[Data about app and page elements]
-=-=-=-=-

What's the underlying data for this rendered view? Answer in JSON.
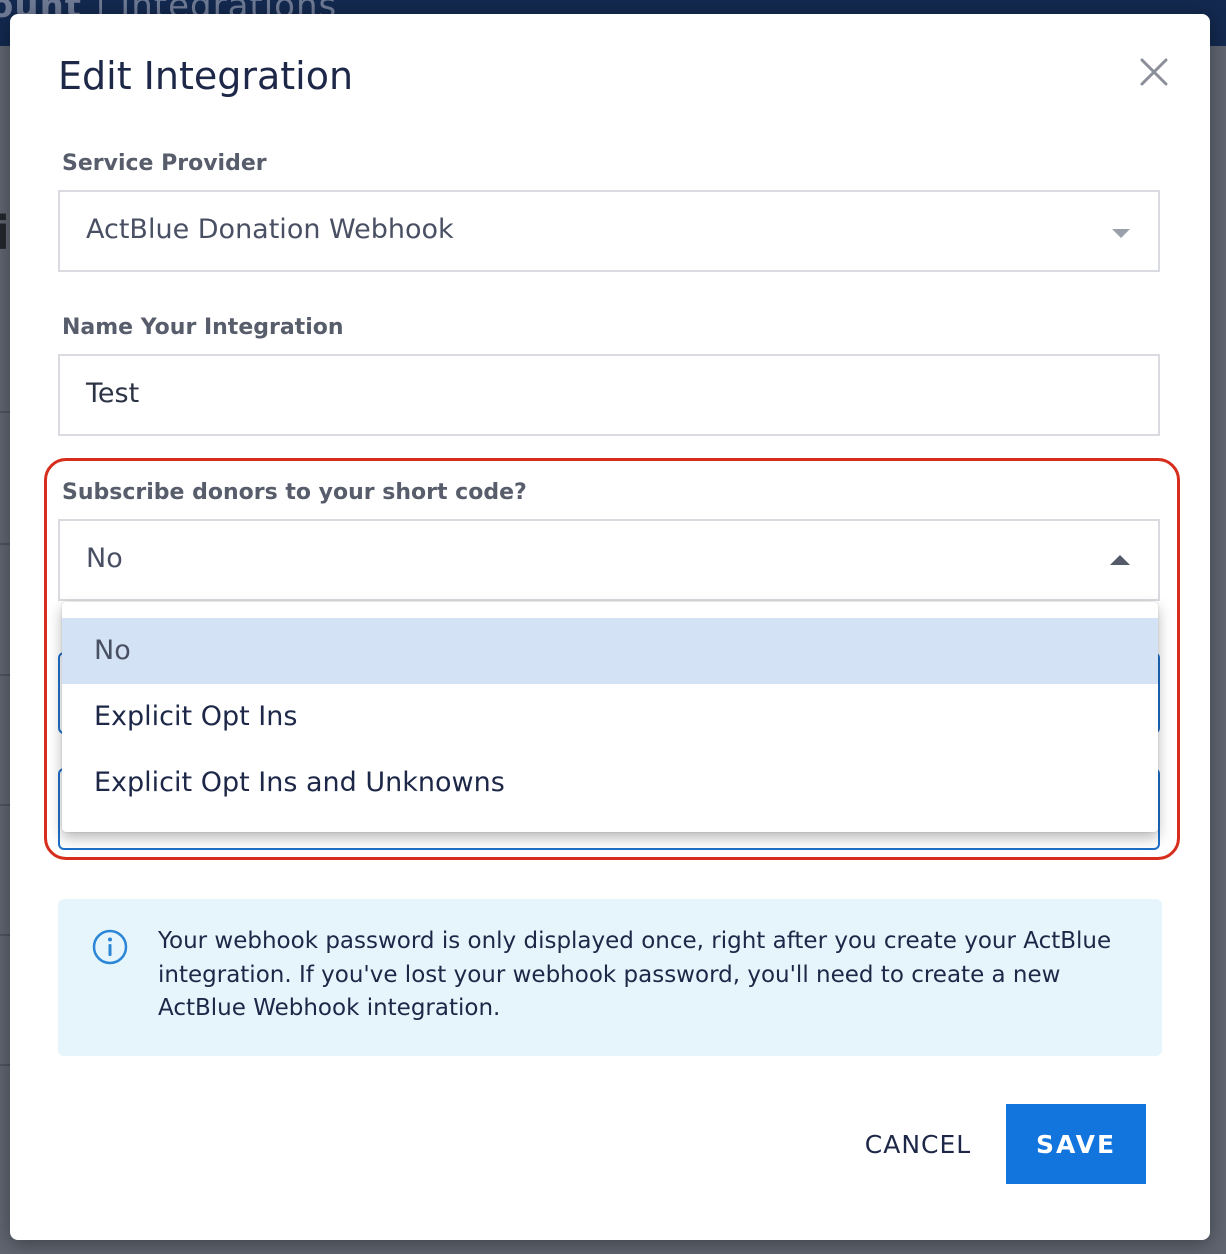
{
  "background": {
    "breadcrumb_bold": "ount",
    "breadcrumb_sep": "|",
    "breadcrumb_light": "Integrations",
    "partial_char": "i"
  },
  "modal": {
    "title": "Edit Integration",
    "close_icon": "close-icon"
  },
  "fields": {
    "service_provider": {
      "label": "Service Provider",
      "value": "ActBlue Donation Webhook"
    },
    "integration_name": {
      "label": "Name Your Integration",
      "value": "Test"
    },
    "subscribe": {
      "label": "Subscribe donors to your short code?",
      "value": "No",
      "options": [
        "No",
        "Explicit Opt Ins",
        "Explicit Opt Ins and Unknowns"
      ],
      "selected_index": 0
    }
  },
  "info": {
    "icon": "info-icon",
    "text": "Your webhook password is only displayed once, right after you create your ActBlue integration. If you've lost your webhook password, you'll need to create a new ActBlue Webhook integration."
  },
  "actions": {
    "cancel_label": "CANCEL",
    "save_label": "SAVE"
  },
  "colors": {
    "primary": "#1175dd",
    "highlight": "#d62d1c",
    "selected_option": "#d4e2f6",
    "info_bg": "#e6f4fb",
    "text_dark": "#1d2747"
  }
}
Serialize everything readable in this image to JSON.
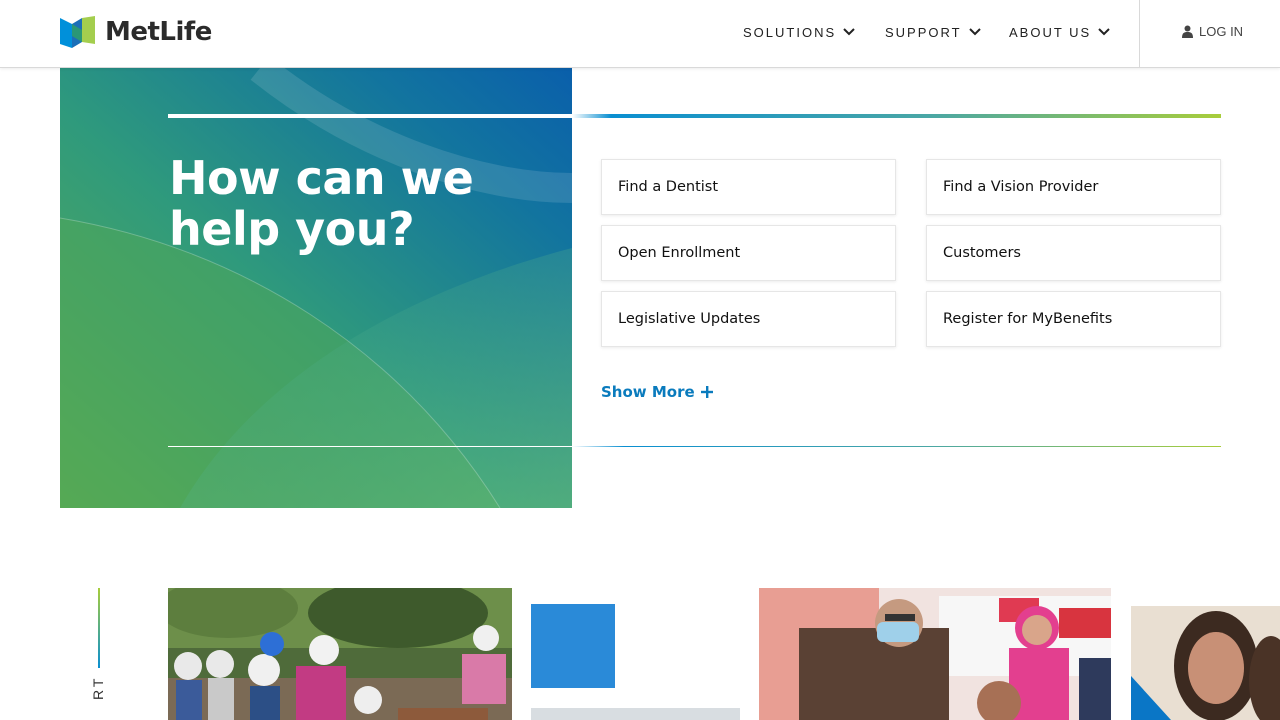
{
  "brand": {
    "name": "MetLife",
    "colors": {
      "blue": "#0a8fd1",
      "green": "#a8cd3b",
      "teal": "#2a9d8f"
    }
  },
  "nav": {
    "items": [
      {
        "label": "SOLUTIONS",
        "icon": "chevron-down-icon"
      },
      {
        "label": "SUPPORT",
        "icon": "chevron-down-icon"
      },
      {
        "label": "ABOUT US",
        "icon": "chevron-down-icon"
      }
    ],
    "login": {
      "label": "LOG IN",
      "icon": "user-icon"
    }
  },
  "hero": {
    "title_line1": "How can we",
    "title_line2": "help you?"
  },
  "quick_links": [
    {
      "label": "Find a Dentist"
    },
    {
      "label": "Find a Vision Provider"
    },
    {
      "label": "Open Enrollment"
    },
    {
      "label": "Customers"
    },
    {
      "label": "Legislative Updates"
    },
    {
      "label": "Register for MyBenefits"
    }
  ],
  "show_more": {
    "label": "Show More",
    "icon": "plus-icon"
  },
  "stories": {
    "side_label": "RT"
  }
}
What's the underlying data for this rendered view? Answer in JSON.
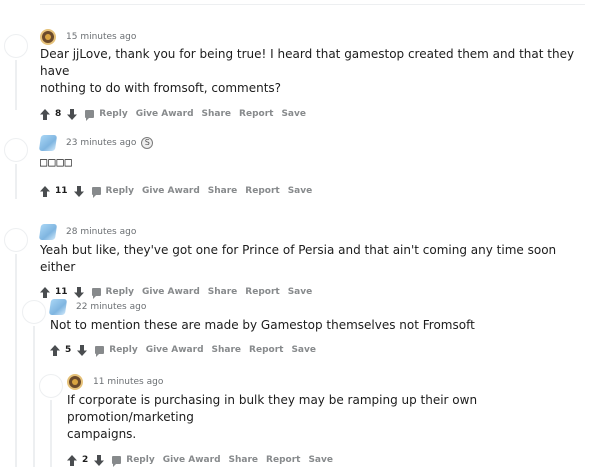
{
  "comments": [
    {
      "time": "15 minutes ago",
      "avatar_icon": "user-avatar-brown",
      "text_line1": "Dear jjLove, thank you for being true! I heard that gamestop created them and that they have",
      "text_line2": "nothing to do with fromsoft, comments?",
      "score": "8",
      "reply": "Reply",
      "give_award": "Give Award",
      "share": "Share",
      "report": "Report",
      "save": "Save"
    },
    {
      "time": "23 minutes ago",
      "avatar_icon": "user-avatar-blue",
      "award_glyph": "S",
      "text": "□□□□",
      "score": "11",
      "reply": "Reply",
      "give_award": "Give Award",
      "share": "Share",
      "report": "Report",
      "save": "Save"
    },
    {
      "time": "28 minutes ago",
      "avatar_icon": "user-avatar-blue",
      "text": "Yeah but like, they've got one for Prince of Persia and that ain't coming any time soon either",
      "score": "11",
      "reply": "Reply",
      "give_award": "Give Award",
      "share": "Share",
      "report": "Report",
      "save": "Save"
    },
    {
      "time": "22 minutes ago",
      "avatar_icon": "user-avatar-blue",
      "text": "Not to mention these are made by Gamestop themselves not Fromsoft",
      "score": "5",
      "reply": "Reply",
      "give_award": "Give Award",
      "share": "Share",
      "report": "Report",
      "save": "Save"
    },
    {
      "time": "11 minutes ago",
      "avatar_icon": "user-avatar-brown",
      "text_line1": "If corporate is purchasing in bulk they may be ramping up their own promotion/marketing",
      "text_line2": "campaigns.",
      "score": "2",
      "reply": "Reply",
      "give_award": "Give Award",
      "share": "Share",
      "report": "Report",
      "save": "Save"
    }
  ],
  "colors": {
    "text": "#1c1c1c",
    "meta": "#878a8c",
    "thread_line": "#edeff1"
  }
}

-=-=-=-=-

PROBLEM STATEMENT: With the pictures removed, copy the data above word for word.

EXPECTED ANSWER:
What's the underlying data for this rendered view? Answer in JSON.
{
  "background": {
    "breadcrumb_bold": "ount",
    "breadcrumb_sep": "|",
    "breadcrumb_light": "Integrations",
    "partial_char": "i"
  },
  "modal": {
    "title": "Edit Integration",
    "close_icon": "close-icon"
  },
  "fields": {
    "service_provider": {
      "label": "Service Provider",
      "value": "ActBlue Donation Webhook"
    },
    "integration_name": {
      "label": "Name Your Integration",
      "value": "Test"
    },
    "subscribe": {
      "label": "Subscribe donors to your short code?",
      "value": "No",
      "options": [
        "No",
        "Explicit Opt Ins",
        "Explicit Opt Ins and Unknowns"
      ],
      "selected_index": 0
    }
  },
  "info": {
    "icon": "info-icon",
    "text": "Your webhook password is only displayed once, right after you create your ActBlue integration. If you've lost your webhook password, you'll need to create a new ActBlue Webhook integration."
  },
  "actions": {
    "cancel_label": "CANCEL",
    "save_label": "SAVE"
  },
  "colors": {
    "primary": "#1175dd",
    "highlight": "#d62d1c",
    "selected_option": "#d4e2f6",
    "info_bg": "#e6f4fb",
    "text_dark": "#1d2747"
  }
}
Serialize everything readable in this image to JSON.
{
  "brand": {
    "name": "MetLife",
    "colors": {
      "blue": "#0a8fd1",
      "green": "#a8cd3b",
      "teal": "#2a9d8f"
    }
  },
  "nav": {
    "items": [
      {
        "label": "SOLUTIONS",
        "icon": "chevron-down-icon"
      },
      {
        "label": "SUPPORT",
        "icon": "chevron-down-icon"
      },
      {
        "label": "ABOUT US",
        "icon": "chevron-down-icon"
      }
    ],
    "login": {
      "label": "LOG IN",
      "icon": "user-icon"
    }
  },
  "hero": {
    "title_line1": "How can we",
    "title_line2": "help you?"
  },
  "quick_links": [
    {
      "label": "Find a Dentist"
    },
    {
      "label": "Find a Vision Provider"
    },
    {
      "label": "Open Enrollment"
    },
    {
      "label": "Customers"
    },
    {
      "label": "Legislative Updates"
    },
    {
      "label": "Register for MyBenefits"
    }
  ],
  "show_more": {
    "label": "Show More",
    "icon": "plus-icon"
  },
  "stories": {
    "side_label": "RT"
  }
}
What's the underlying data for this rendered view? Answer in JSON.
{
  "comments": [
    {
      "time": "15 minutes ago",
      "avatar_icon": "user-avatar-brown",
      "text_line1": "Dear jjLove, thank you for being true! I heard that gamestop created them and that they have",
      "text_line2": "nothing to do with fromsoft, comments?",
      "score": "8",
      "reply": "Reply",
      "give_award": "Give Award",
      "share": "Share",
      "report": "Report",
      "save": "Save"
    },
    {
      "time": "23 minutes ago",
      "avatar_icon": "user-avatar-blue",
      "award_glyph": "S",
      "text": "□□□□",
      "score": "11",
      "reply": "Reply",
      "give_award": "Give Award",
      "share": "Share",
      "report": "Report",
      "save": "Save"
    },
    {
      "time": "28 minutes ago",
      "avatar_icon": "user-avatar-blue",
      "text": "Yeah but like, they've got one for Prince of Persia and that ain't coming any time soon either",
      "score": "11",
      "reply": "Reply",
      "give_award": "Give Award",
      "share": "Share",
      "report": "Report",
      "save": "Save"
    },
    {
      "time": "22 minutes ago",
      "avatar_icon": "user-avatar-blue",
      "text": "Not to mention these are made by Gamestop themselves not Fromsoft",
      "score": "5",
      "reply": "Reply",
      "give_award": "Give Award",
      "share": "Share",
      "report": "Report",
      "save": "Save"
    },
    {
      "time": "11 minutes ago",
      "avatar_icon": "user-avatar-brown",
      "text_line1": "If corporate is purchasing in bulk they may be ramping up their own promotion/marketing",
      "text_line2": "campaigns.",
      "score": "2",
      "reply": "Reply",
      "give_award": "Give Award",
      "share": "Share",
      "report": "Report",
      "save": "Save"
    }
  ],
  "colors": {
    "text": "#1c1c1c",
    "meta": "#878a8c",
    "thread_line": "#edeff1"
  }
}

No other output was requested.